NATO boosts Afghanistan information sharing
NATO unveiled a new 30-million-euro computer network Thursday it said would streamline information-sharing between nations with troops in Afghanistan, thus saving money and lives.
"From now on we have one mission, one network, one database which is available to all the nations deployed" in the fight against the Taliban, NATO official Major-General Leonardo di Marco told reporters in The Hague.
The new Afghan Mission Network would see previously separated national, regional and NATO information systems all linked into one, said Di Marco, deputy chief of staff support of NATO's Supreme Headquarters Allied Powers Europe (SHAPE).
"Up to now, a commander (in the field) would have at least two or three computers on his desk, one connected to a national system, another connected to a regional system and another to the ISAF (NATO's International Security Assistance Force) system," he said.
Much of this information had to be transferred manually from one network to another.
The new network would allow a faster and better exchange, in near real-time, of orders, intelligence and battle reports -- including video images.
"We believe it will help commanders to accomplish the mission of reducing losses" of life, said Di Marco
Georges d'Hollander, general manager of NATO's technical support agency, NC3A, said getting the system online had cost the alliance about 10 million euros (some 13 million dollars).
By the time it is fully operational, by July next year, it would have cost about 30 million euros.
The United States and NATO have 143,000 troops in Afghanistan, with the number due to rise to 150,000 in coming weeks as international forces step up their campaign against the Taliban.

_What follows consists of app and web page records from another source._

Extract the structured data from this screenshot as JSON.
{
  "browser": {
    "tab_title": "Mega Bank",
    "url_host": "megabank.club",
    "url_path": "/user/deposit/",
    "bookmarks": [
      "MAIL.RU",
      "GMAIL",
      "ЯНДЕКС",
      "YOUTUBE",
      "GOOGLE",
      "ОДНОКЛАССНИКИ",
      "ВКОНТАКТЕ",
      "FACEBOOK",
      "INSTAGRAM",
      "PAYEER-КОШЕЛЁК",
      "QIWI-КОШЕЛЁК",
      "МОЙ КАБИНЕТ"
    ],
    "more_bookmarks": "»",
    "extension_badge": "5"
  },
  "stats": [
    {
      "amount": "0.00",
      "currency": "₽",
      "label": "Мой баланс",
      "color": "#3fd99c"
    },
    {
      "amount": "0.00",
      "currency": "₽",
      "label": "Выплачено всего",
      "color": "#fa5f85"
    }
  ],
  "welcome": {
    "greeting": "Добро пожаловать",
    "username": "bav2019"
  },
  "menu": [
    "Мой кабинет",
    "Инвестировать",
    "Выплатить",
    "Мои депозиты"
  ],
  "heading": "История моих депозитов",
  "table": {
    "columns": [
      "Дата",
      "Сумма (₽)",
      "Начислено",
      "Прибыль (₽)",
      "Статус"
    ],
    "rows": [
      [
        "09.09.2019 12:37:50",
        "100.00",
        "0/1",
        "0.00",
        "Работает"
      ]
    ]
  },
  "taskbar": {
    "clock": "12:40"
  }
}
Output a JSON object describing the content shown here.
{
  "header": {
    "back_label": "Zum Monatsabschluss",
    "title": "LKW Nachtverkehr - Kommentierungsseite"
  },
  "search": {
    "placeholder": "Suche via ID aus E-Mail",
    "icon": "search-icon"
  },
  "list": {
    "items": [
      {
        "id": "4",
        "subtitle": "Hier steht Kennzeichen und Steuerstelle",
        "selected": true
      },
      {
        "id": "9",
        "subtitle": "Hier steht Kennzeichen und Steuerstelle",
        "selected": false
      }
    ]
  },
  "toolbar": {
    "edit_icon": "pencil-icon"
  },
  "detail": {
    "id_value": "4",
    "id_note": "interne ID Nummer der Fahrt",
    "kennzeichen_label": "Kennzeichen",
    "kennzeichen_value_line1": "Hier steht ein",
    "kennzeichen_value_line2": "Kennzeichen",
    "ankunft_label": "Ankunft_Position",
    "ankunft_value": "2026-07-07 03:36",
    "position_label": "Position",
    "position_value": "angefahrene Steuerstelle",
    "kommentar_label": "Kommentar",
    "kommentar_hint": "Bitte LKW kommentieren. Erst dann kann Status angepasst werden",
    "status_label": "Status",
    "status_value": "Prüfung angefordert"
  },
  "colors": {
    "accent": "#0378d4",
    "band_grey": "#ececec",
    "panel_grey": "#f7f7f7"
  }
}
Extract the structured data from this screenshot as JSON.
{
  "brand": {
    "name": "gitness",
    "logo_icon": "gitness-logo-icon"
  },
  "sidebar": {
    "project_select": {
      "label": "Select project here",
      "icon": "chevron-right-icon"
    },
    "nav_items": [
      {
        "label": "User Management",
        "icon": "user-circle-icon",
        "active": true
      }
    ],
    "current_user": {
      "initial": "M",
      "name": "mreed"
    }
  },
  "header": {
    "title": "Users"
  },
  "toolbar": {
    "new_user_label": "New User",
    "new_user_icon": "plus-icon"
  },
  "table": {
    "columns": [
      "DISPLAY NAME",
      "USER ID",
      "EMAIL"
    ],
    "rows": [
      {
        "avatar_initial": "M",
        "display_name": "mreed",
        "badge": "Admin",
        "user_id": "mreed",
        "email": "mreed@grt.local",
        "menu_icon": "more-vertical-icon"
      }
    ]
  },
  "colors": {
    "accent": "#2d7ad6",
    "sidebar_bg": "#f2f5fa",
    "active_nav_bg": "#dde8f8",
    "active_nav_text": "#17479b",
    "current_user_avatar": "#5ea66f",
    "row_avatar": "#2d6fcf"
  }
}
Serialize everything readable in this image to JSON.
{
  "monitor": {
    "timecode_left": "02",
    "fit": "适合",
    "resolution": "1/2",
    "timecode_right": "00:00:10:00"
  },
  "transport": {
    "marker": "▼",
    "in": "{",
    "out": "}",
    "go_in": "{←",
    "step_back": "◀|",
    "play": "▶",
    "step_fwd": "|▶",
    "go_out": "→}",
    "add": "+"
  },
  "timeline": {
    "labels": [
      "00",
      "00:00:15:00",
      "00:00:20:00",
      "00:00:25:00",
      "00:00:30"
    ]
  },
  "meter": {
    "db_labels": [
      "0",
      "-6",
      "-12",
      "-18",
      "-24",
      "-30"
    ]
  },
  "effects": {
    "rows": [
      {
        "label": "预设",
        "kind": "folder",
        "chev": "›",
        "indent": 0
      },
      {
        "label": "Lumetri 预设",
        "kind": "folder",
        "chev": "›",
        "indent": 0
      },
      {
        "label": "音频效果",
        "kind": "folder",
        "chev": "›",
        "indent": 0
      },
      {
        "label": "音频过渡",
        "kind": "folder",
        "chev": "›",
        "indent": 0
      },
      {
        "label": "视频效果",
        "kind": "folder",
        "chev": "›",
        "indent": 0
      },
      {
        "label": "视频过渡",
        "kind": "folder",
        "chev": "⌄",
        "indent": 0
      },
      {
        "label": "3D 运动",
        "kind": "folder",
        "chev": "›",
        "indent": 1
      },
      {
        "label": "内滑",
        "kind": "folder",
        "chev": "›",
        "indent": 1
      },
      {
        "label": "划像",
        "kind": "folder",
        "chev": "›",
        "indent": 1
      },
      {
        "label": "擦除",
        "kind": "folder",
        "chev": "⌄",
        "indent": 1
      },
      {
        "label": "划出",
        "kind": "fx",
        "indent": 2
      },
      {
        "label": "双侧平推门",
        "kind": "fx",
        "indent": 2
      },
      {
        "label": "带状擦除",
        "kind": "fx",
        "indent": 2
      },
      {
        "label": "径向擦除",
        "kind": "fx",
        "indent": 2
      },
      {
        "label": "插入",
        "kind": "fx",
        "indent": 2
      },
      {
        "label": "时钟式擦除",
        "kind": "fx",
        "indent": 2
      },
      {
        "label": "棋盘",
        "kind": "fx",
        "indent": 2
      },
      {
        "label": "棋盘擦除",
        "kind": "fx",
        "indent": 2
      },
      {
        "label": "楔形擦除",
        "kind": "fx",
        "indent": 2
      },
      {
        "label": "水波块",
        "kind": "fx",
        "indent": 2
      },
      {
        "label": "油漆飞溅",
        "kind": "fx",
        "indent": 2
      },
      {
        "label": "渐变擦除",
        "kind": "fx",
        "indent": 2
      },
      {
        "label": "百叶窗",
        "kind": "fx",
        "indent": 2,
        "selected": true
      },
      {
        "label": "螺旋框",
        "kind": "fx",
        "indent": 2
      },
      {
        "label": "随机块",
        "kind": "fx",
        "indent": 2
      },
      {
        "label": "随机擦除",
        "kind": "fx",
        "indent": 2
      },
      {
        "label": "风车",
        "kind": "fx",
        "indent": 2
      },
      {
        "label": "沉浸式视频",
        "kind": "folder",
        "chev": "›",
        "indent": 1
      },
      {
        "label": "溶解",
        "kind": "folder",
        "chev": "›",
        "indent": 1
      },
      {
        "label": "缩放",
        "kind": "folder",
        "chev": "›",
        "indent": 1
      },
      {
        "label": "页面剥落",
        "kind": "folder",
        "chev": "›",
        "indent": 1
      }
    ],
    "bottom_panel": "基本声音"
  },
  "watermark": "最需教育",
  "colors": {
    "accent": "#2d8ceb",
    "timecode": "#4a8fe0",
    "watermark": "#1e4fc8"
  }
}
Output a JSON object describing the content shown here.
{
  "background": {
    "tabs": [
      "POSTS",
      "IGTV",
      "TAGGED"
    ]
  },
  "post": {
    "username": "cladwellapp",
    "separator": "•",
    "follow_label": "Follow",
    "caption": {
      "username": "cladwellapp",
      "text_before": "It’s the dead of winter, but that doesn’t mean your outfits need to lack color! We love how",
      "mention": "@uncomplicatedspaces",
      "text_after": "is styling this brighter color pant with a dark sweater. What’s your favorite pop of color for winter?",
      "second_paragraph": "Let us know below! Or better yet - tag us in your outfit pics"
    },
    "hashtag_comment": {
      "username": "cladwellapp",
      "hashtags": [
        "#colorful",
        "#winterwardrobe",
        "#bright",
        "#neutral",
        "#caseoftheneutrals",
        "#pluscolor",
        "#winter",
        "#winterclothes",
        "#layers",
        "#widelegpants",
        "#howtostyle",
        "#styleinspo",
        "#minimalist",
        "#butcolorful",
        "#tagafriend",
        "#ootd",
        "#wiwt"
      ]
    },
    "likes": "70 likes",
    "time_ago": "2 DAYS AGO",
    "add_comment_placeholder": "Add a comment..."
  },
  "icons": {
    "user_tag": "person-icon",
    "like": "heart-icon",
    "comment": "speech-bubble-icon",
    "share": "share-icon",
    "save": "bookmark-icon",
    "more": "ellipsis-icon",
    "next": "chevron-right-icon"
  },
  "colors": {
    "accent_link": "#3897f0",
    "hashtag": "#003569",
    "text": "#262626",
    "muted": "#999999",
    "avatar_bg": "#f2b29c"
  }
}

Afghanistan is in the grip of an insurgency now in its ninth year, with violence reaching record levels since the start of 2009.
© 2010 AFP